Skip to main content

Housing: Floods

Volume 464: debated on Wednesday 10 October 2007

To ask the Secretary of State for Communities and Local Government (1) what steps her Department is taking to encourage developers to use water resilient flooring and fittings in houses built in areas with a high risk of flooding; (156835)

(2) what steps her Department is taking to support the development of raised level flooring to counter the effects of flooding.

On 15 May Communities and Local Government published a technical guide, “Improving the Flood Resilient Performance of New Buildings—Flood resilient construction.” This guide provides information on how homes can be constructed so that, if they are flooded, it should be easier to clean and repair them and enable early reoccupation. This guide includes information on flood resilient flooring, threshold and floor levels. The Department will consider the options for further action in relation to the flood performance of buildings in the light of Sir Michael Pitts’ inquiry into the effects of the summer floods.

Meanwhile all development is subject to Planning Policy Statement 25, “Development and Flood Risk (PPS25)” which aims to locate development away from flood risk whenever possible. In those areas where virtually all land is within high flood risk areas and there are few, if any, low risk sites for development, PPS25 imposes new requirements for resilience that ensure that buildings in higher risk areas are safe and less susceptible to flood damage.

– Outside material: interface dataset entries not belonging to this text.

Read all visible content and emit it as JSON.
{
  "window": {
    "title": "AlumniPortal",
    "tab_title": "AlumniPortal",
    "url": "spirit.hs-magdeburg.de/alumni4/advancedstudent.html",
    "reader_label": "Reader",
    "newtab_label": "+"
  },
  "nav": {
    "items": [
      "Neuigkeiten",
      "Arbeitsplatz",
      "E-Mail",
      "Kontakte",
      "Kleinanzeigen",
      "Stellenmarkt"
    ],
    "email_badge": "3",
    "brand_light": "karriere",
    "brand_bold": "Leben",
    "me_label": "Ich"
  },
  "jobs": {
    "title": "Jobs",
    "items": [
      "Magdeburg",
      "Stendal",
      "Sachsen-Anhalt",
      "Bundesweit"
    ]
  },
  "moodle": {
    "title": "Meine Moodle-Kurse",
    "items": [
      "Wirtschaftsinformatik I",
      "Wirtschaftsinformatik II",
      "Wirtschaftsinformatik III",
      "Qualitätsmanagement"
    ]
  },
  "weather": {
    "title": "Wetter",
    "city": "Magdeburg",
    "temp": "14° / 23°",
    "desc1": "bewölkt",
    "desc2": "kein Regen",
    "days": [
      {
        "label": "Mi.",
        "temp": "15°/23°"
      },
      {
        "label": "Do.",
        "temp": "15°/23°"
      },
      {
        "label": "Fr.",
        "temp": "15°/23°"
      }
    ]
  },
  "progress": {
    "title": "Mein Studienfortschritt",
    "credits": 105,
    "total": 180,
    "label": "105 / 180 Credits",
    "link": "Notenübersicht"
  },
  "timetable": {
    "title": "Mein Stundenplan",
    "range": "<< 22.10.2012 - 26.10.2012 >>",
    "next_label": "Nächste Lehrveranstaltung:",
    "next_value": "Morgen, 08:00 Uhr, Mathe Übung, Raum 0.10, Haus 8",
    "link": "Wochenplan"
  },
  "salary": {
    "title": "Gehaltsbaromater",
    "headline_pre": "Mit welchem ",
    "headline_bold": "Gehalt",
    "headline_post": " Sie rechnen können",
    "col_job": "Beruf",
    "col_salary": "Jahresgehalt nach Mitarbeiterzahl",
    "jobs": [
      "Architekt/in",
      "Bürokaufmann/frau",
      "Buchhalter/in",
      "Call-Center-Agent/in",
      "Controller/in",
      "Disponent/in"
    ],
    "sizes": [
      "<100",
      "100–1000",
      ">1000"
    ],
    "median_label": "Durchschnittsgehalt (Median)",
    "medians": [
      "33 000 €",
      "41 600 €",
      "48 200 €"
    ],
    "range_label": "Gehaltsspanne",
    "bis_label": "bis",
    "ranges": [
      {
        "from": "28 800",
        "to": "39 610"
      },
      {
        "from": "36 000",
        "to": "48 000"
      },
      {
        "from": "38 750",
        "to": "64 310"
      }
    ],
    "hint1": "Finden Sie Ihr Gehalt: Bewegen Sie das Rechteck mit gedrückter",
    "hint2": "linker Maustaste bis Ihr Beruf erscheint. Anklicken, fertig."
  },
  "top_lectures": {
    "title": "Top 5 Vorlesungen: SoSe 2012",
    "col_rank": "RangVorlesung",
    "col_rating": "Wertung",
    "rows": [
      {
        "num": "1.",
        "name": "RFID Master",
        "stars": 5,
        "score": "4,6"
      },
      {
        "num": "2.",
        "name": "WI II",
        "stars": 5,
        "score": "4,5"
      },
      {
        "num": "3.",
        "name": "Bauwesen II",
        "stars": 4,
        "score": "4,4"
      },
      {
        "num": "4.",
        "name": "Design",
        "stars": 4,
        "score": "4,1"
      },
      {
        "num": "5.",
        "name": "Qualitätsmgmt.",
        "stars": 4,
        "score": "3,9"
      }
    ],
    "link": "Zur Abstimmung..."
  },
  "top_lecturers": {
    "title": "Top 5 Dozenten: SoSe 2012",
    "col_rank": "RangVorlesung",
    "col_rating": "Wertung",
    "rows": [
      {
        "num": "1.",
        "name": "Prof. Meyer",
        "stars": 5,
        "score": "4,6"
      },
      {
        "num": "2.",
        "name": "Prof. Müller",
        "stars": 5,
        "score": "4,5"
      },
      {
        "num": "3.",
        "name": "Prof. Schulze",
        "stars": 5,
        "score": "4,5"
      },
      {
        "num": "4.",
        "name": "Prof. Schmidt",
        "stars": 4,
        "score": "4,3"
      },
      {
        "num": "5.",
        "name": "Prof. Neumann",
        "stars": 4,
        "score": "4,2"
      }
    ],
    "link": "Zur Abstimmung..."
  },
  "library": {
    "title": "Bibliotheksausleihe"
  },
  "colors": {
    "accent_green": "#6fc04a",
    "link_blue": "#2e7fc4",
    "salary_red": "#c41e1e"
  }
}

The mitigation process described in PPS25 includes the use of resilient or resistant construction. With regard to raising floor levels, while this can assist, it is not without adverse consequences: raised floors can make access and egress more difficult, especially for older people or the infirm; placing buildings on mounds can displace flood water, causing problems elsewhere; raising buildings can create a void under the building where flood water accumulates, bringing problems of removing flood water and contaminants after the flood subsides.